B1Carry out network designs using appropriate hardware and software components to provide specified services for a given site.
  • Examination
B1 D6Be able to calculate message delays and throughput for a given application.
  • Examination
C5 C6 D4 D5Be able to specify the implementation of a simple protocol.
  • Lab assessment
A3Understand packet forwarding and the role of routing protocols.
  • Examination
A3Understand error detection and recovery mechanisms.
  • Examination
A3Understand how features such as flow control and quality of service are achieved.
  • Examination
B1 C5 C6 D4 D5For given scenarios, demonstrate an understanding of 6, 7 and 8.
  • Examination
A3Appreciate how internetworking demands changes in the operation of basic techniques.
  • Examination
C5 C6 D4 D5Be able to design and implement a program that allows client-server file transfer.
  • Lab assessment



network elements, network structures, protocols, service models, encapsulation, sharing, performance measures


networking elements of an application (multiple protocols, clients, servers, meaning of data, data encoding), styles of protocols, relationship of control and data, distributing information, caching


attacks, authentication, confidentiality, integrity, non-repudiation, encryption/decryption, keys, key distribution, digital certificates, implementing secure systems (IPSEC, TLS), firewalls

Multimedia networks

IP multimedia, VoIP, streaming and buffering, jitter, multimedia error recovery, RTP, content distribution networks, peer-to-peer, bit torrent, multimedia QoS

Inter-process communication

service models, reliability (acknowledgements, retransmission, variable timeouts), flow control, congestion control, RPC, discovery (port mappers)

Host-to-host communication

forwarding, mapping to physical networks (address, fragmentation), address managment (sub-netting, cidr)

Node-to-node communication

error detection (parity, crc), framing, bit encoding, wireless transmissions


relationship mobile phones and data communications

Reading List

Core Text
Title: Computer networking: a top-down approach (6th edition)
Author: Kurose, James and Keith Ross
ISBN: 9780273768968
Publisher: Pearson Education
Edition: 6th
Year: 2013

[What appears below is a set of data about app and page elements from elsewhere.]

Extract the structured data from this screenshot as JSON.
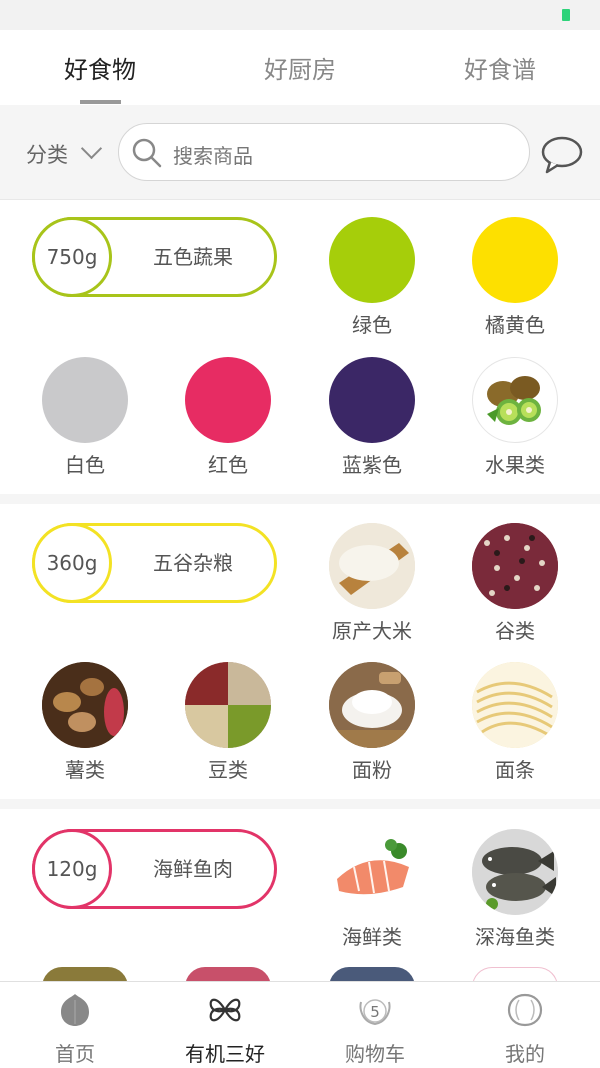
{
  "tabs": [
    {
      "label": "好食物",
      "active": true
    },
    {
      "label": "好厨房",
      "active": false
    },
    {
      "label": "好食谱",
      "active": false
    }
  ],
  "search": {
    "category_label": "分类",
    "placeholder": "搜索商品"
  },
  "sections": [
    {
      "weight": "750g",
      "title": "五色蔬果",
      "accent": "#a8c41a",
      "items": [
        {
          "label": "绿色",
          "color": "#a6ce0a"
        },
        {
          "label": "橘黄色",
          "color": "#fde000"
        },
        {
          "label": "白色",
          "color": "#c9c9cb"
        },
        {
          "label": "红色",
          "color": "#e72c63"
        },
        {
          "label": "蓝紫色",
          "color": "#3b2766"
        },
        {
          "label": "水果类",
          "icon": "kiwi-photo"
        }
      ]
    },
    {
      "weight": "360g",
      "title": "五谷杂粮",
      "accent": "#f3e224",
      "items": [
        {
          "label": "原产大米",
          "icon": "rice-photo"
        },
        {
          "label": "谷类",
          "icon": "grains-photo"
        },
        {
          "label": "薯类",
          "icon": "potato-photo"
        },
        {
          "label": "豆类",
          "icon": "beans-photo"
        },
        {
          "label": "面粉",
          "icon": "flour-photo"
        },
        {
          "label": "面条",
          "icon": "noodles-photo"
        }
      ]
    },
    {
      "weight": "120g",
      "title": "海鲜鱼肉",
      "accent": "#e23468",
      "items": [
        {
          "label": "海鲜类",
          "icon": "salmon-photo"
        },
        {
          "label": "深海鱼类",
          "icon": "fish-photo"
        }
      ]
    }
  ],
  "bottom_nav": [
    {
      "label": "首页",
      "icon": "home-icon",
      "active": false
    },
    {
      "label": "有机三好",
      "icon": "organic-icon",
      "active": true
    },
    {
      "label": "购物车",
      "icon": "cart-icon",
      "badge": "5",
      "active": false
    },
    {
      "label": "我的",
      "icon": "profile-icon",
      "active": false
    }
  ]
}
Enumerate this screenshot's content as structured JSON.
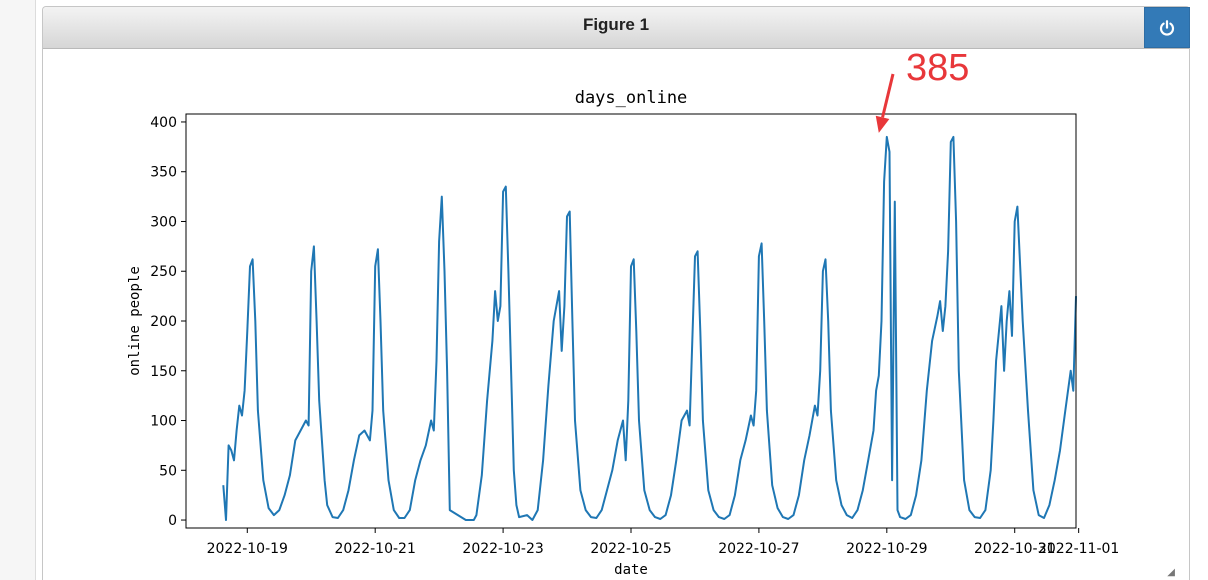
{
  "window": {
    "title": "Figure 1",
    "power_icon": "power-icon",
    "resize_icon": "resize-grip-icon"
  },
  "colors": {
    "line": "#1f77b4",
    "annotation": "#e8373a",
    "titlebar_button": "#337ab7"
  },
  "annotation": {
    "text": "385",
    "target_date": "2022-10-28 21:00",
    "target_value": 385
  },
  "chart_data": {
    "type": "line",
    "title": "days_online",
    "xlabel": "date",
    "ylabel": "online people",
    "xlim": [
      "2022-10-18 01:00",
      "2022-10-31 23:00"
    ],
    "ylim": [
      -8,
      408
    ],
    "yticks": [
      0,
      50,
      100,
      150,
      200,
      250,
      300,
      350,
      400
    ],
    "xticks": [
      "2022-10-19",
      "2022-10-21",
      "2022-10-23",
      "2022-10-25",
      "2022-10-27",
      "2022-10-29",
      "2022-10-31",
      "2022-11-01"
    ],
    "xtick_labels": [
      "2022-10-19",
      "2022-10-21",
      "2022-10-23",
      "2022-10-25",
      "2022-10-27",
      "2022-10-29",
      "2022-10-31",
      "2022-11-01"
    ],
    "grid": false,
    "series": [
      {
        "x": [
          "2022-10-18 15:00",
          "2022-10-18 16:00",
          "2022-10-18 17:00",
          "2022-10-18 18:00",
          "2022-10-18 19:00",
          "2022-10-18 20:00",
          "2022-10-18 21:00",
          "2022-10-18 22:00",
          "2022-10-18 23:00",
          "2022-10-19 00:00",
          "2022-10-19 01:00",
          "2022-10-19 02:00",
          "2022-10-19 03:00",
          "2022-10-19 04:00",
          "2022-10-19 06:00",
          "2022-10-19 08:00",
          "2022-10-19 10:00",
          "2022-10-19 12:00",
          "2022-10-19 14:00",
          "2022-10-19 16:00",
          "2022-10-19 18:00",
          "2022-10-19 20:00",
          "2022-10-19 22:00",
          "2022-10-19 23:00",
          "2022-10-20 00:00",
          "2022-10-20 01:00",
          "2022-10-20 02:00",
          "2022-10-20 03:00",
          "2022-10-20 05:00",
          "2022-10-20 06:00",
          "2022-10-20 08:00",
          "2022-10-20 10:00",
          "2022-10-20 12:00",
          "2022-10-20 14:00",
          "2022-10-20 16:00",
          "2022-10-20 18:00",
          "2022-10-20 20:00",
          "2022-10-20 22:00",
          "2022-10-20 23:00",
          "2022-10-21 00:00",
          "2022-10-21 01:00",
          "2022-10-21 02:00",
          "2022-10-21 03:00",
          "2022-10-21 05:00",
          "2022-10-21 07:00",
          "2022-10-21 09:00",
          "2022-10-21 11:00",
          "2022-10-21 13:00",
          "2022-10-21 15:00",
          "2022-10-21 17:00",
          "2022-10-21 19:00",
          "2022-10-21 21:00",
          "2022-10-21 22:00",
          "2022-10-21 23:00",
          "2022-10-22 00:00",
          "2022-10-22 01:00",
          "2022-10-22 02:00",
          "2022-10-22 03:00",
          "2022-10-22 04:00",
          "2022-10-22 10:00",
          "2022-10-22 13:00",
          "2022-10-22 14:00",
          "2022-10-22 16:00",
          "2022-10-22 18:00",
          "2022-10-22 20:00",
          "2022-10-22 21:00",
          "2022-10-22 22:00",
          "2022-10-22 23:00",
          "2022-10-23 00:00",
          "2022-10-23 01:00",
          "2022-10-23 02:00",
          "2022-10-23 03:00",
          "2022-10-23 04:00",
          "2022-10-23 05:00",
          "2022-10-23 06:00",
          "2022-10-23 09:00",
          "2022-10-23 11:00",
          "2022-10-23 13:00",
          "2022-10-23 15:00",
          "2022-10-23 17:00",
          "2022-10-23 19:00",
          "2022-10-23 21:00",
          "2022-10-23 22:00",
          "2022-10-23 23:00",
          "2022-10-24 00:00",
          "2022-10-24 01:00",
          "2022-10-24 02:00",
          "2022-10-24 03:00",
          "2022-10-24 05:00",
          "2022-10-24 07:00",
          "2022-10-24 09:00",
          "2022-10-24 11:00",
          "2022-10-24 13:00",
          "2022-10-24 15:00",
          "2022-10-24 17:00",
          "2022-10-24 19:00",
          "2022-10-24 21:00",
          "2022-10-24 22:00",
          "2022-10-24 23:00",
          "2022-10-25 00:00",
          "2022-10-25 01:00",
          "2022-10-25 02:00",
          "2022-10-25 03:00",
          "2022-10-25 05:00",
          "2022-10-25 07:00",
          "2022-10-25 09:00",
          "2022-10-25 11:00",
          "2022-10-25 13:00",
          "2022-10-25 15:00",
          "2022-10-25 17:00",
          "2022-10-25 19:00",
          "2022-10-25 21:00",
          "2022-10-25 22:00",
          "2022-10-25 23:00",
          "2022-10-26 00:00",
          "2022-10-26 01:00",
          "2022-10-26 02:00",
          "2022-10-26 03:00",
          "2022-10-26 05:00",
          "2022-10-26 07:00",
          "2022-10-26 09:00",
          "2022-10-26 11:00",
          "2022-10-26 13:00",
          "2022-10-26 15:00",
          "2022-10-26 17:00",
          "2022-10-26 19:00",
          "2022-10-26 21:00",
          "2022-10-26 22:00",
          "2022-10-26 23:00",
          "2022-10-27 00:00",
          "2022-10-27 01:00",
          "2022-10-27 02:00",
          "2022-10-27 03:00",
          "2022-10-27 05:00",
          "2022-10-27 07:00",
          "2022-10-27 09:00",
          "2022-10-27 11:00",
          "2022-10-27 13:00",
          "2022-10-27 15:00",
          "2022-10-27 17:00",
          "2022-10-27 19:00",
          "2022-10-27 21:00",
          "2022-10-27 22:00",
          "2022-10-27 23:00",
          "2022-10-28 00:00",
          "2022-10-28 01:00",
          "2022-10-28 02:00",
          "2022-10-28 03:00",
          "2022-10-28 05:00",
          "2022-10-28 07:00",
          "2022-10-28 09:00",
          "2022-10-28 11:00",
          "2022-10-28 13:00",
          "2022-10-28 15:00",
          "2022-10-28 17:00",
          "2022-10-28 19:00",
          "2022-10-28 20:00",
          "2022-10-28 21:00",
          "2022-10-28 22:00",
          "2022-10-28 23:00",
          "2022-10-29 00:00",
          "2022-10-29 01:00",
          "2022-10-29 02:00",
          "2022-10-29 03:00",
          "2022-10-29 04:00",
          "2022-10-29 05:00",
          "2022-10-29 07:00",
          "2022-10-29 09:00",
          "2022-10-29 11:00",
          "2022-10-29 13:00",
          "2022-10-29 15:00",
          "2022-10-29 17:00",
          "2022-10-29 19:00",
          "2022-10-29 20:00",
          "2022-10-29 21:00",
          "2022-10-29 22:00",
          "2022-10-29 23:00",
          "2022-10-30 00:00",
          "2022-10-30 01:00",
          "2022-10-30 02:00",
          "2022-10-30 03:00",
          "2022-10-30 05:00",
          "2022-10-30 07:00",
          "2022-10-30 09:00",
          "2022-10-30 11:00",
          "2022-10-30 13:00",
          "2022-10-30 15:00",
          "2022-10-30 16:00",
          "2022-10-30 17:00",
          "2022-10-30 19:00",
          "2022-10-30 20:00",
          "2022-10-30 21:00",
          "2022-10-30 22:00",
          "2022-10-30 23:00",
          "2022-10-31 00:00",
          "2022-10-31 01:00",
          "2022-10-31 03:00",
          "2022-10-31 05:00",
          "2022-10-31 07:00",
          "2022-10-31 09:00",
          "2022-10-31 11:00",
          "2022-10-31 13:00",
          "2022-10-31 15:00",
          "2022-10-31 17:00",
          "2022-10-31 19:00",
          "2022-10-31 21:00",
          "2022-10-31 22:00",
          "2022-10-31 23:00"
        ],
        "y": [
          35,
          0,
          75,
          70,
          60,
          90,
          115,
          105,
          130,
          190,
          255,
          262,
          200,
          110,
          40,
          12,
          5,
          10,
          25,
          45,
          80,
          90,
          100,
          95,
          250,
          275,
          200,
          120,
          40,
          15,
          3,
          2,
          10,
          30,
          60,
          85,
          90,
          80,
          110,
          255,
          272,
          200,
          110,
          40,
          10,
          2,
          2,
          10,
          40,
          60,
          75,
          100,
          90,
          160,
          280,
          325,
          250,
          150,
          10,
          0,
          0,
          5,
          45,
          120,
          180,
          230,
          200,
          215,
          330,
          335,
          250,
          150,
          50,
          15,
          3,
          5,
          0,
          10,
          60,
          135,
          200,
          230,
          170,
          215,
          305,
          310,
          200,
          100,
          30,
          10,
          3,
          2,
          10,
          30,
          50,
          80,
          100,
          60,
          120,
          255,
          262,
          190,
          100,
          30,
          10,
          3,
          1,
          5,
          25,
          60,
          100,
          110,
          95,
          180,
          265,
          270,
          190,
          100,
          30,
          10,
          3,
          1,
          5,
          25,
          60,
          80,
          105,
          95,
          130,
          265,
          278,
          200,
          110,
          35,
          12,
          3,
          1,
          5,
          25,
          60,
          85,
          115,
          105,
          150,
          250,
          262,
          200,
          110,
          40,
          15,
          5,
          2,
          10,
          30,
          60,
          90,
          130,
          145,
          200,
          340,
          385,
          370,
          40,
          320,
          10,
          3,
          1,
          5,
          25,
          60,
          130,
          180,
          205,
          220,
          190,
          215,
          270,
          380,
          385,
          300,
          150,
          40,
          10,
          3,
          2,
          10,
          50,
          100,
          160,
          215,
          150,
          200,
          230,
          185,
          300,
          315,
          200,
          110,
          30,
          5,
          2,
          15,
          40,
          70,
          110,
          150,
          130,
          225
        ]
      }
    ]
  }
}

Title: Computer networks: a systems approach (5th edition)
Author: Peterson, Larry L. and Bruce S. Davie
ISBN: 9780123850591
Publisher: Morgan Kaufmann
Edition: 5th
Year: 2011